> ACTIVITY
From the listing below, pull each line that includes "count".

START DATA FOR THIS TASK

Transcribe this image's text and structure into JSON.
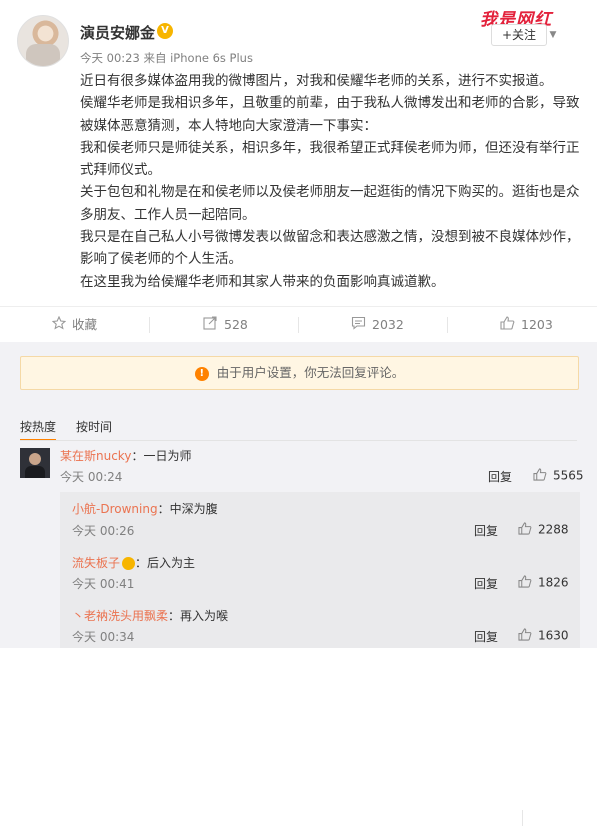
{
  "post": {
    "username": "演员安娜金",
    "vip_badge": "V",
    "time": "今天 00:23",
    "source_prefix": "来自",
    "source": "iPhone 6s Plus",
    "follow_label": "+关注",
    "watermark": "我是网红",
    "paragraphs": [
      "近日有很多媒体盗用我的微博图片，对我和侯耀华老师的关系，进行不实报道。",
      "侯耀华老师是我相识多年，且敬重的前辈，由于我私人微博发出和老师的合影，导致被媒体恶意猜测，本人特地向大家澄清一下事实：",
      "我和侯老师只是师徒关系，相识多年，我很希望正式拜侯老师为师，但还没有举行正式拜师仪式。",
      "关于包包和礼物是在和侯老师以及侯老师朋友一起逛街的情况下购买的。逛街也是众多朋友、工作人员一起陪同。",
      "我只是在自己私人小号微博发表以做留念和表达感激之情，没想到被不良媒体炒作，影响了侯老师的个人生活。",
      "在这里我为给侯耀华老师和其家人带来的负面影响真诚道歉。"
    ]
  },
  "actions": {
    "favorite": {
      "label": "收藏",
      "icon": "star-icon"
    },
    "repost": {
      "count": "528",
      "icon": "repost-icon"
    },
    "comment": {
      "count": "2032",
      "icon": "comment-icon"
    },
    "like": {
      "count": "1203",
      "icon": "thumbs-up-icon"
    }
  },
  "comments_section": {
    "notice": "由于用户设置，你无法回复评论。",
    "sort_hot": "按热度",
    "sort_time": "按时间",
    "reply_label": "回复",
    "top_comment": {
      "user": "某在斯nucky",
      "text": "：一日为师",
      "time": "今天 00:24",
      "likes": "5565"
    },
    "replies": [
      {
        "user": "小航-Drowning",
        "text": "：中深为腹",
        "time": "今天 00:26",
        "likes": "2288"
      },
      {
        "user": "流失板子",
        "text": "：后入为主",
        "time": "今天 00:41",
        "likes": "1826"
      },
      {
        "user": "丶老衲洗头用飘柔",
        "text": "：再入为喉",
        "time": "今天 00:34",
        "likes": "1630"
      }
    ]
  }
}
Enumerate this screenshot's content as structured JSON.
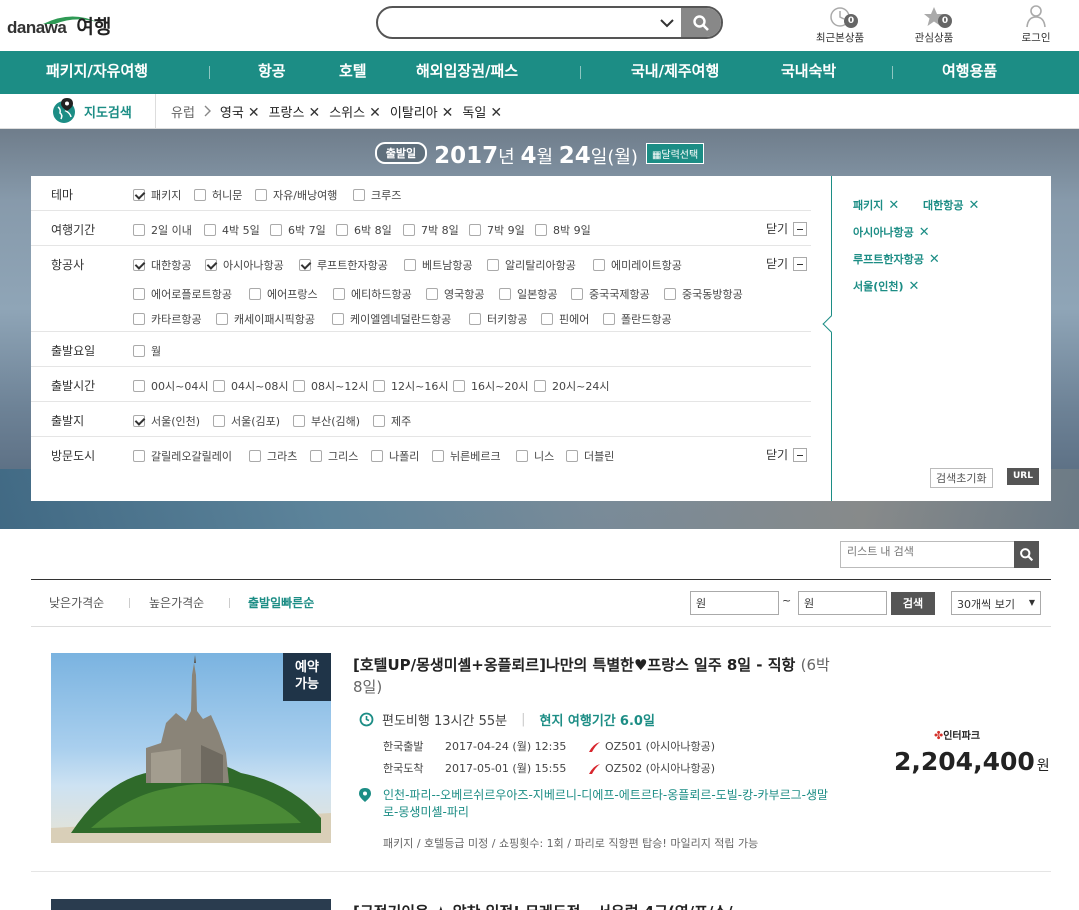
{
  "header": {
    "logo_brand": "danawa",
    "logo_section": "여행",
    "search_value": "",
    "recent": {
      "label": "최근본상품",
      "count": "0"
    },
    "favorite": {
      "label": "관심상품",
      "count": "0"
    },
    "login": {
      "label": "로그인"
    }
  },
  "gnb": [
    {
      "label": "패키지/자유여행"
    },
    {
      "label": "항공"
    },
    {
      "label": "호텔"
    },
    {
      "label": "해외입장권/패스"
    },
    {
      "label": "국내/제주여행"
    },
    {
      "label": "국내숙박"
    },
    {
      "label": "여행용품"
    }
  ],
  "breadcrumb": {
    "map_label": "지도검색",
    "root": "유럽",
    "tags": [
      "영국",
      "프랑스",
      "스위스",
      "이탈리아",
      "독일"
    ]
  },
  "date_bar": {
    "pill": "출발일",
    "year": "2017",
    "year_unit": "년",
    "month": "4",
    "month_unit": "월",
    "day": "24",
    "day_unit": "일",
    "weekday": "(월)",
    "calendar_button": "달력선택"
  },
  "filters": {
    "close_label": "닫기",
    "theme": {
      "label": "테마",
      "options": [
        {
          "text": "패키지",
          "checked": true
        },
        {
          "text": "허니문",
          "checked": false
        },
        {
          "text": "자유/배낭여행",
          "checked": false
        },
        {
          "text": "크루즈",
          "checked": false
        }
      ]
    },
    "duration": {
      "label": "여행기간",
      "options": [
        {
          "text": "2일 이내",
          "checked": false
        },
        {
          "text": "4박 5일",
          "checked": false
        },
        {
          "text": "6박 7일",
          "checked": false
        },
        {
          "text": "6박 8일",
          "checked": false
        },
        {
          "text": "7박 8일",
          "checked": false
        },
        {
          "text": "7박 9일",
          "checked": false
        },
        {
          "text": "8박 9일",
          "checked": false
        }
      ]
    },
    "airline": {
      "label": "항공사",
      "options": [
        {
          "text": "대한항공",
          "checked": true
        },
        {
          "text": "아시아나항공",
          "checked": true
        },
        {
          "text": "루프트한자항공",
          "checked": true
        },
        {
          "text": "베트남항공",
          "checked": false
        },
        {
          "text": "알리탈리아항공",
          "checked": false
        },
        {
          "text": "에미레이트항공",
          "checked": false
        },
        {
          "text": "에어로플로트항공",
          "checked": false
        },
        {
          "text": "에어프랑스",
          "checked": false
        },
        {
          "text": "에티하드항공",
          "checked": false
        },
        {
          "text": "영국항공",
          "checked": false
        },
        {
          "text": "일본항공",
          "checked": false
        },
        {
          "text": "중국국제항공",
          "checked": false
        },
        {
          "text": "중국동방항공",
          "checked": false
        },
        {
          "text": "카타르항공",
          "checked": false
        },
        {
          "text": "캐세이패시픽항공",
          "checked": false
        },
        {
          "text": "케이엘엠네덜란드항공",
          "checked": false
        },
        {
          "text": "터키항공",
          "checked": false
        },
        {
          "text": "핀에어",
          "checked": false
        },
        {
          "text": "폴란드항공",
          "checked": false
        }
      ]
    },
    "weekday": {
      "label": "출발요일",
      "options": [
        {
          "text": "월",
          "checked": false
        }
      ]
    },
    "time": {
      "label": "출발시간",
      "options": [
        {
          "text": "00시~04시",
          "checked": false
        },
        {
          "text": "04시~08시",
          "checked": false
        },
        {
          "text": "08시~12시",
          "checked": false
        },
        {
          "text": "12시~16시",
          "checked": false
        },
        {
          "text": "16시~20시",
          "checked": false
        },
        {
          "text": "20시~24시",
          "checked": false
        }
      ]
    },
    "departure": {
      "label": "출발지",
      "options": [
        {
          "text": "서울(인천)",
          "checked": true
        },
        {
          "text": "서울(김포)",
          "checked": false
        },
        {
          "text": "부산(김해)",
          "checked": false
        },
        {
          "text": "제주",
          "checked": false
        }
      ]
    },
    "city": {
      "label": "방문도시",
      "options": [
        {
          "text": "갈릴레오갈릴레이",
          "checked": false
        },
        {
          "text": "그라츠",
          "checked": false
        },
        {
          "text": "그리스",
          "checked": false
        },
        {
          "text": "나폴리",
          "checked": false
        },
        {
          "text": "뉘른베르크",
          "checked": false
        },
        {
          "text": "니스",
          "checked": false
        },
        {
          "text": "더블린",
          "checked": false
        }
      ]
    }
  },
  "selected": {
    "tags": [
      "패키지",
      "대한항공",
      "아시아나항공",
      "루프트한자항공",
      "서울(인천)"
    ],
    "reset_label": "검색초기화",
    "url_label": "URL"
  },
  "list": {
    "search_placeholder": "리스트 내 검색",
    "sort": [
      {
        "label": "낮은가격순",
        "active": false
      },
      {
        "label": "높은가격순",
        "active": false
      },
      {
        "label": "출발일빠른순",
        "active": true
      }
    ],
    "price_min_placeholder": "원",
    "price_max_placeholder": "원",
    "tilde": "~",
    "price_search": "검색",
    "per_page": "30개씩 보기"
  },
  "products": [
    {
      "badge_line1": "예약",
      "badge_line2": "가능",
      "title": "[호텔UP/몽생미셸+옹플뢰르]나만의 특별한♥프랑스 일주 8일 - 직항",
      "nights": "(6박 8일)",
      "flight_type": "편도비행",
      "flight_time": "13시간 55분",
      "local_label": "현지 여행기간",
      "local_days": "6.0일",
      "depart_label": "한국출발",
      "depart_dt": "2017-04-24 (월) 12:35",
      "depart_flight": "OZ501 (아시아나항공)",
      "arrive_label": "한국도착",
      "arrive_dt": "2017-05-01 (월) 15:55",
      "arrive_flight": "OZ502 (아시아나항공)",
      "route": "인천-파리--오베르쉬르우아즈-지베르니-디에프-에트르타-옹플뢰르-도빌-캉-카부르그-생말로-몽생미셸-파리",
      "meta": "패키지 / 호텔등급 미정 / 쇼핑횟수: 1회 / 파리로 직항편 탑승! 마일리지 적립 가능",
      "vendor": "인터파크",
      "price": "2,204,400",
      "currency": "원"
    },
    {
      "title": "[국적기이용 ★ 알찬 일정! 뮤레두정 - 서유럽 4국(영/프/스/"
    }
  ],
  "colors": {
    "brand": "#1c8d85",
    "dark": "#555555"
  }
}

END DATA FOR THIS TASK

> ANSWER TO THIS EXERCISE
      "count": "528",
      "count": "2032",
      "count": "1203",
      "count": "0"
      "count": "0"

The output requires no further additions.